[Excerpts from an interface dataset]
____

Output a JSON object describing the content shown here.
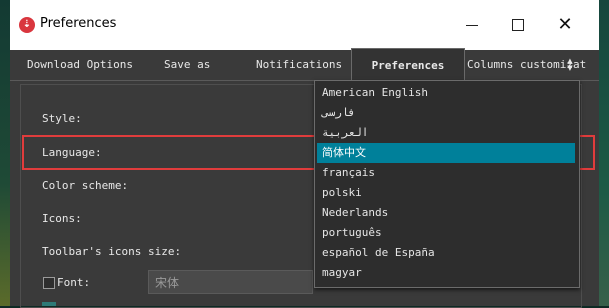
{
  "window": {
    "title": "Preferences"
  },
  "tabs": [
    {
      "label": "Download Options"
    },
    {
      "label": "Save as"
    },
    {
      "label": "Notifications"
    },
    {
      "label": "Preferences",
      "active": true
    },
    {
      "label": "Columns customizat"
    }
  ],
  "form": {
    "style_label": "Style:",
    "language_label": "Language:",
    "color_scheme_label": "Color scheme:",
    "icons_label": "Icons:",
    "toolbar_icons_size_label": "Toolbar's icons size:",
    "font_label": "Font:",
    "font_value": "宋体"
  },
  "language_dropdown": {
    "selected": "简体中文",
    "options": [
      "American English",
      "فارسی",
      "العربية",
      "简体中文",
      "français",
      "polski",
      "Nederlands",
      "português",
      "español de España",
      "magyar"
    ]
  },
  "colors": {
    "selection": "#00809a",
    "annotation": "#e03c3c",
    "window_bg": "#3a3a3a"
  }
}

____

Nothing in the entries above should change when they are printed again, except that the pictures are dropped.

Answer space
Output a JSON object describing the content shown here.
{
  "window": {
    "title": "Preferences"
  },
  "tabs": [
    {
      "label": "Download Options"
    },
    {
      "label": "Save as"
    },
    {
      "label": "Notifications"
    },
    {
      "label": "Preferences",
      "active": true
    },
    {
      "label": "Columns customizat"
    }
  ],
  "form": {
    "style_label": "Style:",
    "language_label": "Language:",
    "color_scheme_label": "Color scheme:",
    "icons_label": "Icons:",
    "toolbar_icons_size_label": "Toolbar's icons size:",
    "font_label": "Font:",
    "font_value": "宋体"
  },
  "language_dropdown": {
    "selected": "简体中文",
    "options": [
      "American English",
      "فارسی",
      "العربية",
      "简体中文",
      "français",
      "polski",
      "Nederlands",
      "português",
      "español de España",
      "magyar"
    ]
  },
  "colors": {
    "selection": "#00809a",
    "annotation": "#e03c3c",
    "window_bg": "#3a3a3a"
  }
}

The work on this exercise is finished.